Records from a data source
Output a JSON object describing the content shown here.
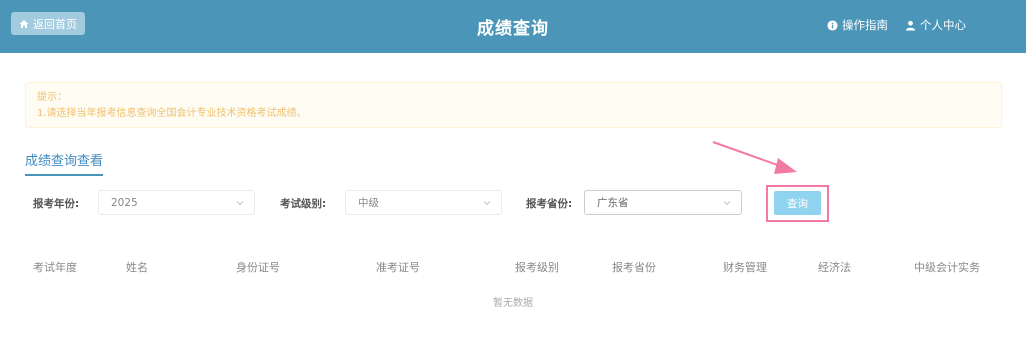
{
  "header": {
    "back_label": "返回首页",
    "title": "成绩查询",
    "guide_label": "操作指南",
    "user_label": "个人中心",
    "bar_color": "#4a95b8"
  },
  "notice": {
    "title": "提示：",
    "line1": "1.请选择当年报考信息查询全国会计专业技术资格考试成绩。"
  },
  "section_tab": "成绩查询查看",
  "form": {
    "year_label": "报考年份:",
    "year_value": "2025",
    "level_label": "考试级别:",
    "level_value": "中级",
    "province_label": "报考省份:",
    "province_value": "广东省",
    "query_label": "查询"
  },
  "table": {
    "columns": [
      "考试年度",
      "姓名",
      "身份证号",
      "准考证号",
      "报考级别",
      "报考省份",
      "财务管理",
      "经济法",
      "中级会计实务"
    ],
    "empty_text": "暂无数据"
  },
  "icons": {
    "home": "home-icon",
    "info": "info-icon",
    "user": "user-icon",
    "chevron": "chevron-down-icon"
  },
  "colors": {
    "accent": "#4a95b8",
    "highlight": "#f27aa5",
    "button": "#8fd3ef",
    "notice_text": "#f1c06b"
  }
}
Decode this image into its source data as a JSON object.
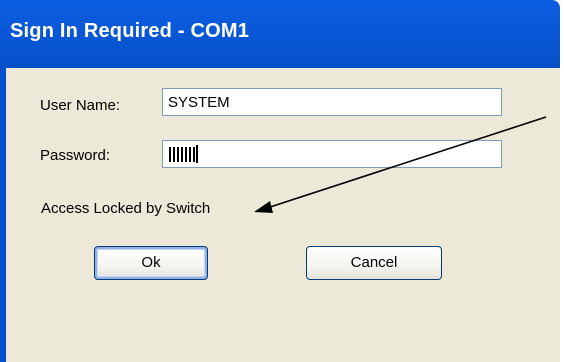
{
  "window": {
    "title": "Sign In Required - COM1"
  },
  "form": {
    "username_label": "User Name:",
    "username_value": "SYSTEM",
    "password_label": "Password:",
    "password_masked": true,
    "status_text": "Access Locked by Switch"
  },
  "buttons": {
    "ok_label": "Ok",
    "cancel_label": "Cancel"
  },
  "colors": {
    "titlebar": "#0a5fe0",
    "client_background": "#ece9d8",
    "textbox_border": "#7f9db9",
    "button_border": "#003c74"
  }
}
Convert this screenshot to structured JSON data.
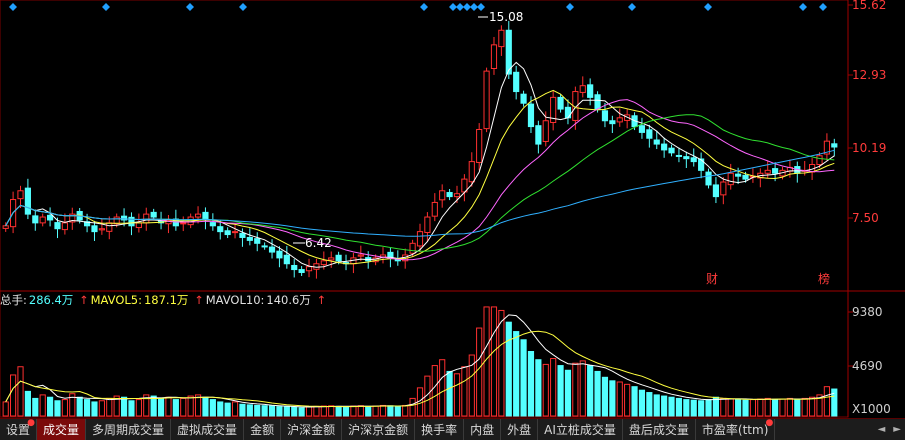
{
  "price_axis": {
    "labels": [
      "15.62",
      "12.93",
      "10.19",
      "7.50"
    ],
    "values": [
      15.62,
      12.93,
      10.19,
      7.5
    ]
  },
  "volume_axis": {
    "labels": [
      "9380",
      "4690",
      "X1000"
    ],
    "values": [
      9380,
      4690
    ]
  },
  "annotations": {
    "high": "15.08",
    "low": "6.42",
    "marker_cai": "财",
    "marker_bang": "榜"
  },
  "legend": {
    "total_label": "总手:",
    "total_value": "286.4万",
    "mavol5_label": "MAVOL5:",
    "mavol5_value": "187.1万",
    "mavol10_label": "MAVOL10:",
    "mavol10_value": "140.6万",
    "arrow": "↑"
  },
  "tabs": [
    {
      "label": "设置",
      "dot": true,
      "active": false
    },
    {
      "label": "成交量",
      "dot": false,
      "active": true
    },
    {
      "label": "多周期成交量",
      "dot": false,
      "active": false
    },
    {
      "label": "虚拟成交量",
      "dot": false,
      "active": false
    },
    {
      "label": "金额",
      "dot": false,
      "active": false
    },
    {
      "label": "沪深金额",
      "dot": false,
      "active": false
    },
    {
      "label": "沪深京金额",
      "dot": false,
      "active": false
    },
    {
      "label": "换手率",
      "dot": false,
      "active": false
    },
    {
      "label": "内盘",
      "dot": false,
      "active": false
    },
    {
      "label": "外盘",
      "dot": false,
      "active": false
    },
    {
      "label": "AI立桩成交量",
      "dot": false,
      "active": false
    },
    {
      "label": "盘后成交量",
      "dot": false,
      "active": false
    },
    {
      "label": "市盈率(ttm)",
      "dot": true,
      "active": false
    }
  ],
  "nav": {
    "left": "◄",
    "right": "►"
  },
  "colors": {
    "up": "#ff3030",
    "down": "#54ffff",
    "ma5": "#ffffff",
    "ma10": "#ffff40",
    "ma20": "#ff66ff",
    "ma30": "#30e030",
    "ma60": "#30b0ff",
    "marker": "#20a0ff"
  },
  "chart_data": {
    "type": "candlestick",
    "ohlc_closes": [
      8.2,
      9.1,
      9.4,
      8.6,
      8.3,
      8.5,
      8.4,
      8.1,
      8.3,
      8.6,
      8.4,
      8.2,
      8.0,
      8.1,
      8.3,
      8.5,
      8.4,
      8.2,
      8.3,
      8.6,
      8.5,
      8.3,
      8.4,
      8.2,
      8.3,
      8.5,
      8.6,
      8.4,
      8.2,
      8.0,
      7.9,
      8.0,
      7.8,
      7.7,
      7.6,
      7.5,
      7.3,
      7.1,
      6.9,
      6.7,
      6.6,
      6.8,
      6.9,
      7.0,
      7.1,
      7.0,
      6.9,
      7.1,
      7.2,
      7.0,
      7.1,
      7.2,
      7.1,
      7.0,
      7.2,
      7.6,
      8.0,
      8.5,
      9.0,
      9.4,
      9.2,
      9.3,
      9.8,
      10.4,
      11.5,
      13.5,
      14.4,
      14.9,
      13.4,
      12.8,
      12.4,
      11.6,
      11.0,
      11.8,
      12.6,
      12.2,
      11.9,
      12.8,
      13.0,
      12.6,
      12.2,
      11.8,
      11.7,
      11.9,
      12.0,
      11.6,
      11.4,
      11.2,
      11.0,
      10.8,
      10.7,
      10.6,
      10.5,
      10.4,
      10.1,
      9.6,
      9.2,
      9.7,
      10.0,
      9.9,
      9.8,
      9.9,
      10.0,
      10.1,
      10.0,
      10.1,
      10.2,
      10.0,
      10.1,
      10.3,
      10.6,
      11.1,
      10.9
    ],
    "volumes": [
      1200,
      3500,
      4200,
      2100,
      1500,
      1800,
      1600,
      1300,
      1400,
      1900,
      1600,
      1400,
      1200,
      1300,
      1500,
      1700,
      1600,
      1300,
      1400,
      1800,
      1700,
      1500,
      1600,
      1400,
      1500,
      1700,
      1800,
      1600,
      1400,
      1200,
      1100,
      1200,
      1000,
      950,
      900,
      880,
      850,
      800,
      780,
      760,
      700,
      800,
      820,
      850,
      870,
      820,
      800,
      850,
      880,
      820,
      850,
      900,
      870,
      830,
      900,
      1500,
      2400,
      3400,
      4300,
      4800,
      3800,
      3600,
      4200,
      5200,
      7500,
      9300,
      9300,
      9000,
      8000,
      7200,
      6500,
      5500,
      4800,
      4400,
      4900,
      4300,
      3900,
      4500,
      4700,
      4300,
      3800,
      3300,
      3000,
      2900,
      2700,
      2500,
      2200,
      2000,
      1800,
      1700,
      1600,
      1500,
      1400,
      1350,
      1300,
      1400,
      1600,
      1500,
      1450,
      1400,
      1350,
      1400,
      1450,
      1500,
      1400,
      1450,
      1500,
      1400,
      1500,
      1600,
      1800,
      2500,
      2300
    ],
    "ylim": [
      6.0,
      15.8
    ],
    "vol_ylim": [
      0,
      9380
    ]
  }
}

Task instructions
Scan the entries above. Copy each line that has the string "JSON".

Solution
Output a JSON object describing the content shown here.
Decode this image into its source data as a JSON object.
Convert this screenshot to structured JSON data.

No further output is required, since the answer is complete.